» Goal of the exercise: Write out every line below that includes the word "waterfall".

Given information below:

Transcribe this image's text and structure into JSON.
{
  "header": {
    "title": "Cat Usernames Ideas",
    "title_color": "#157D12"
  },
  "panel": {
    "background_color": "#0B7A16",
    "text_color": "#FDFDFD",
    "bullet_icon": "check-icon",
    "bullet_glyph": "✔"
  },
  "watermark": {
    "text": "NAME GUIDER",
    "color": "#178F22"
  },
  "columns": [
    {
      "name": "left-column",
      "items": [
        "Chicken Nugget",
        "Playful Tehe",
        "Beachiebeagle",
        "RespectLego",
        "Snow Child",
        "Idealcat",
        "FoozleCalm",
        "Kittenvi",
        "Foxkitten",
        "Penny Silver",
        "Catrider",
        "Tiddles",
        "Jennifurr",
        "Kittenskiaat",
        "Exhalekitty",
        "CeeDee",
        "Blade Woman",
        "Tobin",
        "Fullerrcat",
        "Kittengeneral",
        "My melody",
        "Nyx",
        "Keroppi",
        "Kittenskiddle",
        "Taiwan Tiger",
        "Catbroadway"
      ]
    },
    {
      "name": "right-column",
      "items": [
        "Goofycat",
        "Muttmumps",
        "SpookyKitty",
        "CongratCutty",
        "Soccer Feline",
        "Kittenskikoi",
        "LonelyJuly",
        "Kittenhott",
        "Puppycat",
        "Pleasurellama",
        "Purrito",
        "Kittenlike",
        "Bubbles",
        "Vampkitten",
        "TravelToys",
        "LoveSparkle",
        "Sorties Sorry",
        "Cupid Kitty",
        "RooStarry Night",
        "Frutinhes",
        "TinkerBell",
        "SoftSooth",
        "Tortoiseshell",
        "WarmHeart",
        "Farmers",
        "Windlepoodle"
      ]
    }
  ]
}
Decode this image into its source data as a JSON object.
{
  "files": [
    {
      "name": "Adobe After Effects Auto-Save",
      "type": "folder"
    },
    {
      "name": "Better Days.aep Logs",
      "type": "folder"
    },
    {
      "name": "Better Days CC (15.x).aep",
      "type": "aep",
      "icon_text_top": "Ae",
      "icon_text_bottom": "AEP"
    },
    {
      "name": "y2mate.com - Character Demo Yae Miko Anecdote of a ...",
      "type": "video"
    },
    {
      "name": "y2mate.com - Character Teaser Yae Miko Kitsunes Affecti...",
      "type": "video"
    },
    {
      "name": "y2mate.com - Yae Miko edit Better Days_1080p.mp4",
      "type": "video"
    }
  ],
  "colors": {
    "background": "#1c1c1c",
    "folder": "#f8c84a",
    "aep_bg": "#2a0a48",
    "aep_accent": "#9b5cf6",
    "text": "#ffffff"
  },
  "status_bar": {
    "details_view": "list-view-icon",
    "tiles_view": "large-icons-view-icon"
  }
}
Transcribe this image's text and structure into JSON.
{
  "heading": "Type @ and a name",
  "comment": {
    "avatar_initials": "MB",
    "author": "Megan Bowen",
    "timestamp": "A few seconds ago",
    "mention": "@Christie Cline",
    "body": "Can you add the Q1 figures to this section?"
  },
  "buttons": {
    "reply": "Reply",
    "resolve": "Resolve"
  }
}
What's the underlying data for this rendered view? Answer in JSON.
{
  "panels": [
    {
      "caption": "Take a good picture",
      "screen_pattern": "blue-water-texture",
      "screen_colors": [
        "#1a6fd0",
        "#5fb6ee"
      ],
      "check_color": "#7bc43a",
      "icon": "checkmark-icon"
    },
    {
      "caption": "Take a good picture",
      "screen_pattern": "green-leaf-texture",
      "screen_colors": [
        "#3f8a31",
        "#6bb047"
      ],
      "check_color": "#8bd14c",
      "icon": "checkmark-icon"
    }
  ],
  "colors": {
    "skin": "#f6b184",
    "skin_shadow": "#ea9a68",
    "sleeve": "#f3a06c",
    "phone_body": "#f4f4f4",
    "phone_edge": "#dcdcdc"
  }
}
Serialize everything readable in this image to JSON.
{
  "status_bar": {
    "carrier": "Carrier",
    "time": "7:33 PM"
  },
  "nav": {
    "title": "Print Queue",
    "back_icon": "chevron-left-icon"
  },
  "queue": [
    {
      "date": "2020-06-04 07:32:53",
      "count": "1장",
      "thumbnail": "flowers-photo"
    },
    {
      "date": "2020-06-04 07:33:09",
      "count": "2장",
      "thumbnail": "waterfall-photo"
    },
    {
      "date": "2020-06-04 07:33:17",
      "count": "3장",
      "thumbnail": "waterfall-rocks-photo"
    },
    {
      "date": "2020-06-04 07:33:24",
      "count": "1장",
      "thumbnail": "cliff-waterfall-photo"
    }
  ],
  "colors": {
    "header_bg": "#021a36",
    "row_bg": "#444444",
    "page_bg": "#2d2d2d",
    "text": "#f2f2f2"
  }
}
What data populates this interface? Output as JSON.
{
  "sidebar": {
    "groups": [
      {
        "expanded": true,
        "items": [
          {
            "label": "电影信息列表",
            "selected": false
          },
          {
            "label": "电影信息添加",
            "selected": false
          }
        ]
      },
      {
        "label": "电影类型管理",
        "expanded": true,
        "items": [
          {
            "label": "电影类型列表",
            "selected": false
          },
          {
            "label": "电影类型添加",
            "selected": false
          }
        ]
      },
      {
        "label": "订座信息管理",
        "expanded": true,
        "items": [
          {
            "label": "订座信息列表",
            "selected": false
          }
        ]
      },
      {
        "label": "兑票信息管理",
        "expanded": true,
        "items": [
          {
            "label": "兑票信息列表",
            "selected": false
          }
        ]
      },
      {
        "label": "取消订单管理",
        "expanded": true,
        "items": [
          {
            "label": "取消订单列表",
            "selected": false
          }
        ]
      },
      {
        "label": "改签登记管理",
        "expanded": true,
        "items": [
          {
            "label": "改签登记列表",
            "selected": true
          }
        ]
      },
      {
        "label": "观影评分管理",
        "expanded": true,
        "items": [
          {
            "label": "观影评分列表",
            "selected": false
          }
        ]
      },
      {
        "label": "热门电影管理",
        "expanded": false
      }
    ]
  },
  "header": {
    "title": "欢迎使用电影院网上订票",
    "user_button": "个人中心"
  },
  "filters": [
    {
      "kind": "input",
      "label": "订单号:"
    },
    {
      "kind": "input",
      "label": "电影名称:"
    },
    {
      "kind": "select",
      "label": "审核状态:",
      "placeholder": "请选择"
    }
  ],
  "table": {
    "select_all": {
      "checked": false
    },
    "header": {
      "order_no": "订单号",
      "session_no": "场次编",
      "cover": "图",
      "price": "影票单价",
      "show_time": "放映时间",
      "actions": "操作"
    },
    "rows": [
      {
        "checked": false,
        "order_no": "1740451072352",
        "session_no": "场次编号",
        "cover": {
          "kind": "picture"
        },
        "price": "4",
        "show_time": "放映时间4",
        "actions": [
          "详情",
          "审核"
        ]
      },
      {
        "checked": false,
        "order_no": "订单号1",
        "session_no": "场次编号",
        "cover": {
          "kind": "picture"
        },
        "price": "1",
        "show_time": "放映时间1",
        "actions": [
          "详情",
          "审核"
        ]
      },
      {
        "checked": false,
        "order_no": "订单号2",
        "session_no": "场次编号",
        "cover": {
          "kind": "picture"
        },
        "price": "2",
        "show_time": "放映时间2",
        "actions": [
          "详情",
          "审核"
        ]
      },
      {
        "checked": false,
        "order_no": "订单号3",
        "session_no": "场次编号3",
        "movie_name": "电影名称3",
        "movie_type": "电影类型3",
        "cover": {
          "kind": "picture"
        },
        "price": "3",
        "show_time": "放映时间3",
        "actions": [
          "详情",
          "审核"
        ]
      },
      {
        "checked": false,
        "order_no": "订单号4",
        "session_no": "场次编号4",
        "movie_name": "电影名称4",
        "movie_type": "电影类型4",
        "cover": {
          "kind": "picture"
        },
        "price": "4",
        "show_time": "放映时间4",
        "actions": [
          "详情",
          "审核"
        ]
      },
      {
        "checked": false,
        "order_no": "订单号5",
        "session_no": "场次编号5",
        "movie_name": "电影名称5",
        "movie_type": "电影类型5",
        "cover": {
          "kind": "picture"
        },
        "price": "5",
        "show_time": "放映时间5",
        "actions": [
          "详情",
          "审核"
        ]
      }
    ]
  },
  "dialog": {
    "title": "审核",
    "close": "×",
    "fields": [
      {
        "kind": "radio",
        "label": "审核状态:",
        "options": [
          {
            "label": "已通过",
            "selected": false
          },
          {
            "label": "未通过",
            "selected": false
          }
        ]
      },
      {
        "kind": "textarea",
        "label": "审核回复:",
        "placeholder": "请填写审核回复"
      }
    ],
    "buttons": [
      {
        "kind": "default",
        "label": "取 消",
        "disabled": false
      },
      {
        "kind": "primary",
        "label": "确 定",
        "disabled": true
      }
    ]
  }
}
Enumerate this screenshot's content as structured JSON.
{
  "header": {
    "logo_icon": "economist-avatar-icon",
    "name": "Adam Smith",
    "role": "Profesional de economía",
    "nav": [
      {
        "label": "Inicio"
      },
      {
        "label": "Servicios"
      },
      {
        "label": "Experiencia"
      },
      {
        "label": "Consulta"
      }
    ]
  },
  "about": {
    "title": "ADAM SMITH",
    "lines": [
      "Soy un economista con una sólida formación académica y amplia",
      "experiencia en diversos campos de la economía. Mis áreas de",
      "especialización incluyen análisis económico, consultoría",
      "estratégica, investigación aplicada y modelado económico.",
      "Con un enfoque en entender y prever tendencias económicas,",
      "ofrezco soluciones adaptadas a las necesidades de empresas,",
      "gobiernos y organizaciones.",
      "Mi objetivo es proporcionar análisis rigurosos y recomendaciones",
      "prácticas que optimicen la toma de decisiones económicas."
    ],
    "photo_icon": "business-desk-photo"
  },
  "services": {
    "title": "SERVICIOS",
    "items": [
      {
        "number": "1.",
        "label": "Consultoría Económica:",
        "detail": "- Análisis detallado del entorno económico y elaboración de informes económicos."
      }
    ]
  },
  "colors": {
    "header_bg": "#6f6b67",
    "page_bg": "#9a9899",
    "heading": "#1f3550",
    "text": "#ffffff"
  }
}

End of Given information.

» Output for this task:
      "thumbnail": "waterfall-photo"
      "thumbnail": "waterfall-rocks-photo"
      "thumbnail": "cliff-waterfall-photo"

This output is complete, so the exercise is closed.